Outdated and mismatched codes can have some serious repercussions on the medical billing process.
- Outdated codes do not match the guidelines of the regulatory bodies. So, the insurance companies deny the claims firsthand.
- Mismatched codes for the diagnosis and procedures are the error that only results in claim denial or rejection.
- Outdated codes mean the healthcare provider is not compliant with the rules and regulations of the regulatory bodies. This results in audits and fines for the healthcare facility.
Do you Know?
According to a recent report from the American Academy of Professional Coders (AAPC), coding errors result in 80% of claim denials.
Duplicate billing is when the healthcare provider bills for the same service twice or more. It can happen due to any administrative error or any provider doing it intentionally. There are two types that come under this heading:
Unintentional Duplicate Billing
In unintentional duplicate billing, the provider hasn’t done it with any fraudulent thoughts in his mind. He has no idea about the cause of the error. The insurance company and patient are charged twice as much. This puts a financial burden on both parties, which could result in confusion and disputes.
Intentional Duplicate Billing
Intentional duplicate billing is when the provider deliberately submits multiple claims for the same service rendered to the patient. The sole purpose of the provider is financial gain. This carries both legal and ethical violations, and the provider could end up with penalties, fines, and imprisonment.
Do you Know?
Frauds such as intentional duplication of the billing result in a cost of 10% of the total expenditure of the healthcare facility.
Failure to Verify Insurance Eligibility
Failure to verify insurance eligibility can have serious repercussions for the medical billing process. Here are some common negative impacts on the revenue cycle listed below:
Financial risk for the healthcare provider
Without verifying the insurance eligibility, the provider has put himself in hot water. He may have provided services to the patient that were actually not covered by the insurance plan. This is the reason he could not receive full payment. Resolving the issues related to insurance eligibility puts an extra administrative burden on the provider, which in turn causes a financial burden.
Negative Patient Experience
Another negative impact is the poor patient experience. An unexpected bill causes a serious burden and stress for the patient. They must be dissatisfied with the services provided to them by the healthcare facility. Many disputes and confusion between the two parties arise at this point.

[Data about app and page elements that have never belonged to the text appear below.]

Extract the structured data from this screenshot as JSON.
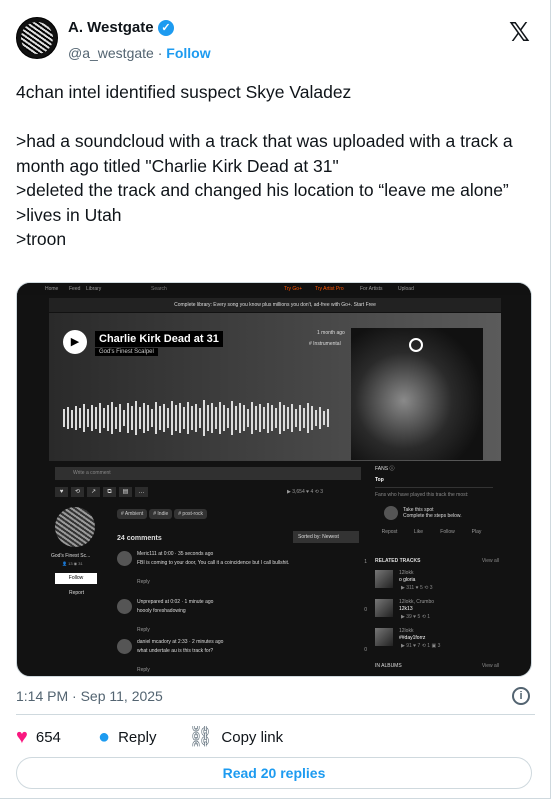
{
  "author": {
    "name": "A. Westgate",
    "handle": "@a_westgate",
    "follow_label": "Follow",
    "dot": "·"
  },
  "tweet_text": "4chan intel identified suspect Skye Valadez\n\n>had a soundcloud with a track that was uploaded with a track a month ago titled \"Charlie Kirk Dead at 31\"\n>deleted the track and changed his location to “leave me alone”\n>lives in Utah\n>troon",
  "soundcloud": {
    "nav": [
      "Home",
      "Feed",
      "Library",
      "Search",
      "Try Go+",
      "Try Artist Pro",
      "For Artists",
      "Upload"
    ],
    "banner": "Complete library: Every song you know plus millions you don't, ad-free with Go+. Start Free",
    "track_title": "Charlie Kirk Dead at 31",
    "track_artist": "God's Finest Scalpel",
    "date": "1 month ago",
    "tag": "# Instrumental",
    "comment_placeholder": "Write a comment",
    "stats": "▶ 3,654 ♥ 4 ⟲ 3",
    "tags": [
      "# Ambient",
      "# Indie",
      "# post-rock"
    ],
    "comments_label": "24 comments",
    "sort": "Sorted by: Newest",
    "profile": {
      "name": "God's Finest Sc...",
      "stats": "👤 13 ◉ 31",
      "follow": "Follow",
      "report": "Report"
    },
    "comments": [
      {
        "meta": "Meric111 at 0:00 · 35 seconds ago",
        "text": "FBI is coming to your door,\nYou call it a coincidence but I call bullshit.",
        "reply": "Reply",
        "likes": "1"
      },
      {
        "meta": "Unprepared at 0:02 · 1 minute ago",
        "text": "hoooly foreshadowing",
        "reply": "Reply",
        "likes": "0"
      },
      {
        "meta": "daniel mcadory at 2:33 · 2 minutes ago",
        "text": "what undertale au is this track for?",
        "reply": "Reply",
        "likes": "0"
      }
    ],
    "fans": {
      "title": "FANS ⓘ",
      "tab": "Top",
      "desc": "Fans who have played this track the most:",
      "spot_title": "Take this spot",
      "spot_sub": "Complete the steps below.",
      "actions": [
        "Repost",
        "Like",
        "Follow",
        "Play"
      ]
    },
    "related": {
      "title": "RELATED TRACKS",
      "view_all": "View all",
      "items": [
        {
          "user": "12lokk",
          "track": "o gloria",
          "stats": "▶ 311 ♥ 5 ⟲ 3"
        },
        {
          "user": "12lokk, Crumbo",
          "track": "12k13",
          "stats": "▶ 39 ♥ 5 ⟲ 1"
        },
        {
          "user": "12lokk",
          "track": "##day1forrz",
          "stats": "▶ 91 ♥ 7 ⟲ 1 ▣ 3"
        }
      ]
    },
    "albums": {
      "title": "IN ALBUMS",
      "view_all": "View all"
    }
  },
  "timestamp": "1:14 PM · Sep 11, 2025",
  "actions": {
    "likes": "654",
    "reply": "Reply",
    "copy": "Copy link"
  },
  "read_replies": "Read 20 replies",
  "colors": {
    "blue": "#1d9bf0",
    "pink": "#f91880",
    "gray": "#536471"
  }
}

Errors in Medical Documentation
Any error in the medical documentation can cause claim denials and delays in reimbursement. This could occur due to different reasons:
Incomplete Medical Documentation
When essential information is missed, the billing process is delayed, leading to claim denials and rejections. Incomplete documentation requires extra follow-up. Thus, it increases the administrative burden of the healthcare facility.
Lack of required Descriptions
Medical coding requires minor details to accurately code the diagnosis and procedures of the services provided to the patient. Lack of these descriptions can cause coding errors, which in turn delay reimbursement. This also raises ethical and legal concerns.
Failure to Stay Updated with Regulations
Staying current with the latest updates from regulatory bodies such as HIPAA is quite a daunting task. Keeping up with the ICD-10 is crucial for the medical billing and coding process. ICD-10 is the latest edition of ICD. It covers all the new diseases, diagnoses, procedures, and treatments. Failure to stay current with these codes results in claim denial.
Do you Know?
The new edition of ICD-10 in 2015 has increased the number of rejected claims by 40%.
Solutions and Best Practices to Avoid Medical Billing Mistakes
In order to prevent common medical billing mistakes, some of the proactive tips and practices listed below are:
In conclusion, medical billing is a complex process, and the chances of errors are substantial. Medical billing mistakes have negative impacts on patients as well as on insurance companies. It is directly related to the revenue loss. By implementing best practices, one can surely avoid all these errors and streamline the billing process.